By design, the company can go down unexpected avenues should Robison see fit. Since 2019, The Next Waltz has even served as manager for perhaps the outlet’s brightest young star, Charley Crockett. The swinging “I Can Help,” Crockett’s latest single for The Next Waltz, amassed impressive streaming numbers while powering The Next Waltz Volume Three to the number-one spot on the Americana Music Association’s influential Radio Albums chart in February for a multi-week run in the top position.
Jessie Scott, the longtime, much-admired program director and host for Nashville “roots radio” station WMOT 89.5, has had The Next Waltz tracks from Crockett, Cody Canada, and Jack Ingram on rotation in recent months. Scott remembers Robison telling her about his plans for the label before it took off.
“He was looking for a new vehicle to catapult songs and artists into folks’ awareness in a new way; one that was efficient—a healthier reinvention of the business model,” Scott says. “There is an interesting nexus between Texas, Americana, and country as radio formats. [Americana radio] treasures the songwriting legacy, and Bruce brings that into these sessions.”

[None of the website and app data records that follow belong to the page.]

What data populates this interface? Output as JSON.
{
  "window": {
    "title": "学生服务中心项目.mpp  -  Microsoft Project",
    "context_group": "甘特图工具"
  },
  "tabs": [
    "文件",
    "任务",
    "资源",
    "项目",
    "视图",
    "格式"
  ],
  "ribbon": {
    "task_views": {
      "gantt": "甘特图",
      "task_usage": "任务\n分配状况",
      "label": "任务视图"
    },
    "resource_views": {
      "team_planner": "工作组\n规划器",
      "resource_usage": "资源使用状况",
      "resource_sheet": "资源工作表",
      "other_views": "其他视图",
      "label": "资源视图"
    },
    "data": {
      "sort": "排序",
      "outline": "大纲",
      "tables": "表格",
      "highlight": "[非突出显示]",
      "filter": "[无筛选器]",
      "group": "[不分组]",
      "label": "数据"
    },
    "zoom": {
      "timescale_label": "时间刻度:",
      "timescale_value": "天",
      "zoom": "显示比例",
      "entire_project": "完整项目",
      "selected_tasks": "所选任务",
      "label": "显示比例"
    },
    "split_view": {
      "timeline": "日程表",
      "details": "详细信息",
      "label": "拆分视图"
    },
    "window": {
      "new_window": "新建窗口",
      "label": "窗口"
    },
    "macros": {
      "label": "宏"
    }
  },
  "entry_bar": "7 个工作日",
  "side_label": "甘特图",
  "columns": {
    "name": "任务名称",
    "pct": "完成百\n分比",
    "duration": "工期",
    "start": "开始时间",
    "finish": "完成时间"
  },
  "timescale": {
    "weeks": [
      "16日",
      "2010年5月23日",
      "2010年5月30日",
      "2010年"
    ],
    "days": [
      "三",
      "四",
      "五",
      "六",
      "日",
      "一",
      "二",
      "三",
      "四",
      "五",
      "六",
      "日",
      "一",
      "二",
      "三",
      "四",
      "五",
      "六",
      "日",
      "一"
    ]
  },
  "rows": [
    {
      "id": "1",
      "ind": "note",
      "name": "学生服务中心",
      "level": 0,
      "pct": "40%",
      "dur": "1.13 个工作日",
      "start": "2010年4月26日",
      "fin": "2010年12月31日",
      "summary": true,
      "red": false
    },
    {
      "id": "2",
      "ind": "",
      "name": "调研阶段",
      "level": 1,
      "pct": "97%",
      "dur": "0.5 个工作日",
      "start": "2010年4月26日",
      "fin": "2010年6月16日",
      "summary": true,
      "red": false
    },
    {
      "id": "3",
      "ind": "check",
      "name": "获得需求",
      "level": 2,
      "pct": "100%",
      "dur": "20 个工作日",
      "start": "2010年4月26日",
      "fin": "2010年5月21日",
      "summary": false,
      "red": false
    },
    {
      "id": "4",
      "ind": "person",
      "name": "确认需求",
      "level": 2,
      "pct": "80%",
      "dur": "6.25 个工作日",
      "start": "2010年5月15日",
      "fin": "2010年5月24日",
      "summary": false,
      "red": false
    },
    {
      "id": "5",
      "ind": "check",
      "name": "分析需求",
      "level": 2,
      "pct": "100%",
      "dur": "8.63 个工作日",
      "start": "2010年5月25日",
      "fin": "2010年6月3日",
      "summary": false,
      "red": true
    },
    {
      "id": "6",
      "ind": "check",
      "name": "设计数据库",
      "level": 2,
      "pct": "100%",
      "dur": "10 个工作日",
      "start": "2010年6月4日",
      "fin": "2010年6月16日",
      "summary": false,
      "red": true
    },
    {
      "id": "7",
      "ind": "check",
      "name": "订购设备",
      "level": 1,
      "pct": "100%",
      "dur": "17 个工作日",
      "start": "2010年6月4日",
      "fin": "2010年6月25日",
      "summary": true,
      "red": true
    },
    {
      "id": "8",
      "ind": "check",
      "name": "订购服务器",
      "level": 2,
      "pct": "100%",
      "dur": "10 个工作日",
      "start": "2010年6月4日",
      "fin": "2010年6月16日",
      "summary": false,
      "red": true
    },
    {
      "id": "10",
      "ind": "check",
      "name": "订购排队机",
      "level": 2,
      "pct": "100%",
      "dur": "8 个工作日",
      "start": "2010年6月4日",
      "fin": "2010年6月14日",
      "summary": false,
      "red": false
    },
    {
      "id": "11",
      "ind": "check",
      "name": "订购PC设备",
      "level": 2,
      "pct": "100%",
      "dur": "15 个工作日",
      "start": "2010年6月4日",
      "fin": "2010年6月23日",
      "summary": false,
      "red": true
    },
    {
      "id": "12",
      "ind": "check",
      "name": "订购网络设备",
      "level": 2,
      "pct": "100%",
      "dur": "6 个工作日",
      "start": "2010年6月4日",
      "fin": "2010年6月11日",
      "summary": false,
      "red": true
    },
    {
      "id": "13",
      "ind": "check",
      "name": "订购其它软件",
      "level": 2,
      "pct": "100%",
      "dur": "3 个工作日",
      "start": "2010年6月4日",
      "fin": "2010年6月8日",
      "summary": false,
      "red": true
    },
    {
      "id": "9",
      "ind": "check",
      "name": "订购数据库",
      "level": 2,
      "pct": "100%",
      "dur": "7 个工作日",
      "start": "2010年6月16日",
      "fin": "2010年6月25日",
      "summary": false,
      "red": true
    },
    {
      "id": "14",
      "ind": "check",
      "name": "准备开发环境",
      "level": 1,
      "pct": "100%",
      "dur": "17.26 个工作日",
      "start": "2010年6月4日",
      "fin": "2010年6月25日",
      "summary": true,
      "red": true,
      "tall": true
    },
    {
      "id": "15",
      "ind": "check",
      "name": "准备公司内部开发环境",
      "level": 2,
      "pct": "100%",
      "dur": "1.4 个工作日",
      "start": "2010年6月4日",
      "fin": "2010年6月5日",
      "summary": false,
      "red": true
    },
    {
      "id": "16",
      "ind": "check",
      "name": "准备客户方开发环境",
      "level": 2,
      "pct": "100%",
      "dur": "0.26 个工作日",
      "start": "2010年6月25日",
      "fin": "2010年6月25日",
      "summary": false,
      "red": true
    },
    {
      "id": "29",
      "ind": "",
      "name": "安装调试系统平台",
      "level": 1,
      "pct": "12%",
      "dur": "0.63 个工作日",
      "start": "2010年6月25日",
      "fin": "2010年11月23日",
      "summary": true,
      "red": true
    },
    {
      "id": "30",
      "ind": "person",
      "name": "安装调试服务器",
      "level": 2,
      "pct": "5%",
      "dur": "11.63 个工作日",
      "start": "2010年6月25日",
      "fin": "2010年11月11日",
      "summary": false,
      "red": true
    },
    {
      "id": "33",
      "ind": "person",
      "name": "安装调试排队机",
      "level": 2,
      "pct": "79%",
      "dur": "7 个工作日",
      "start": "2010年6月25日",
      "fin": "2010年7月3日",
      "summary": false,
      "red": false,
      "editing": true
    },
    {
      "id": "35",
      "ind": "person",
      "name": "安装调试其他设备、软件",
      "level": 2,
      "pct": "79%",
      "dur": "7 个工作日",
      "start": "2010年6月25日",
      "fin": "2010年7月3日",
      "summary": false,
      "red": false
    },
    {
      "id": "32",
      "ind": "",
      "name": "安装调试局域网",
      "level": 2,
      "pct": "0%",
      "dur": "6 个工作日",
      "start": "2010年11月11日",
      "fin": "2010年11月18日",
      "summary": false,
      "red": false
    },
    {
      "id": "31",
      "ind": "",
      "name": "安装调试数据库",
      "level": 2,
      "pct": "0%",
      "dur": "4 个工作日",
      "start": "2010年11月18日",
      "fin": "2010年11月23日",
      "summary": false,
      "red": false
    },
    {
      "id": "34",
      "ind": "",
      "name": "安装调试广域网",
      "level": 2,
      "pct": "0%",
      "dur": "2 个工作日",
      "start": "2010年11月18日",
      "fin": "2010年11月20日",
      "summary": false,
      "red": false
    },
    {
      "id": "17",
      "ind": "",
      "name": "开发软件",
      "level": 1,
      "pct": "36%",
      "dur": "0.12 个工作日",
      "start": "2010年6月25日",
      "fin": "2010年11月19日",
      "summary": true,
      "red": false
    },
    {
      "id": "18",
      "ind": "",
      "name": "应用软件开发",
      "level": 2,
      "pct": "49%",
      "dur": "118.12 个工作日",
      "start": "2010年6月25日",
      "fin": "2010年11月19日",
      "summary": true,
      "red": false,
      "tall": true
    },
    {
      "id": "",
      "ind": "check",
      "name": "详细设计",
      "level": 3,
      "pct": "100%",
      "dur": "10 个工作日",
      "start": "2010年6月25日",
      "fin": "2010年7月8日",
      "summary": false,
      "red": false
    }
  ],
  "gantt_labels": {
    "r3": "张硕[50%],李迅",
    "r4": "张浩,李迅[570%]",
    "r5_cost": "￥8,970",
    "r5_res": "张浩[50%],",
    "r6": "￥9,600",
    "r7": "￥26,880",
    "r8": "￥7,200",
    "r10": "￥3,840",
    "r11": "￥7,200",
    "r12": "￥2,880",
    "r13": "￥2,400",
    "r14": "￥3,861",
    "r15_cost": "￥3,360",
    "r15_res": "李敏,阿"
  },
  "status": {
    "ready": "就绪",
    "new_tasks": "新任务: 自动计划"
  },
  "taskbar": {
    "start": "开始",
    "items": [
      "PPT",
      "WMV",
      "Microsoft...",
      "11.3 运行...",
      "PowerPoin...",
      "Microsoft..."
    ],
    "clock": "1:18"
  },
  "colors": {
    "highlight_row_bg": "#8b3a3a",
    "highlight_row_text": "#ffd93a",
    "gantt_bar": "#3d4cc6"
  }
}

Robison as founder and Crockett as an insurgent star on the rise may arguably be the top names on The Next Waltz marquee, but that’s not how Robison sees it nor wants it. Building a new scene—or, on a more specific, micro level, crafting a certain vibe—is of more interest to him than seeking to recapture his star-studded Nashville nights. The sounds of The Next Waltz can more or less fall under the larger country music umbrella, but Robison cites what he deems “the Willie demo” as his intended commercial target and artistic goal.
“Willie [Nelson] is his own thing,” Robison says. “He’s beyond politics, beyond what’s on the radio. He connects people, and he’s kind of a north star for people who move to Austin to make music instead of choosing Los Angeles or Nashville.” He hopes The Next Waltz can build community in a similar way.
Showcasing an analog ethos in the streaming age requires a practical fluidity Robison places at a premium. When you purchase a vinyl LP from The Next Waltz website, the album’s description proudly states it was “recorded at the Bunker in Lockhart with no digital shenanigans,” along with noting the name of the Texas-based artist responsible for the cover art. The records are also manufactured at pressing plants in Austin and Addison.
A record is a tangible product requiring its own unique set of studio rules. Robison enjoys working within the limitations of something that can be touched and felt rather than stored in the cloud. “We know we have only twenty-two minutes for each side of the actual LP when we record,” he says. “If you fill it up too much, the grooves aren’t going to be quite as deep as you want them to be and it won’t sound the way you want it to. There’s so much craft in making a vinyl LP.”
At the same time, Robison is pragmatic about the future of the music business. “Anything that can be digitized, whether it’s the written word or photographs or music, will be,” he says. “If you spend all your time making something that can be digitized, it will make you question your commitment, because it will in effect become free and you kind of have to be okay with that.”
Robison’s enlightened view on the monetary devaluing of music didn’t come easily or quickly. He admits he spent years “mourning the way things used to be” before searching for a more fulfilling way beyond number-one hits. It seems as though he’s found that path, but he knows all too well that The Next Waltz is only as successful as its next song.
“A lot of different things and different wrong turns have led us here to where we’re now saying, ‘Well, man, this is sort of working,’” he says. “There have been so many people out there who’ve been so supportive, but people are looking for something interesting. They will reward you when you are and ignore you when you’re not.”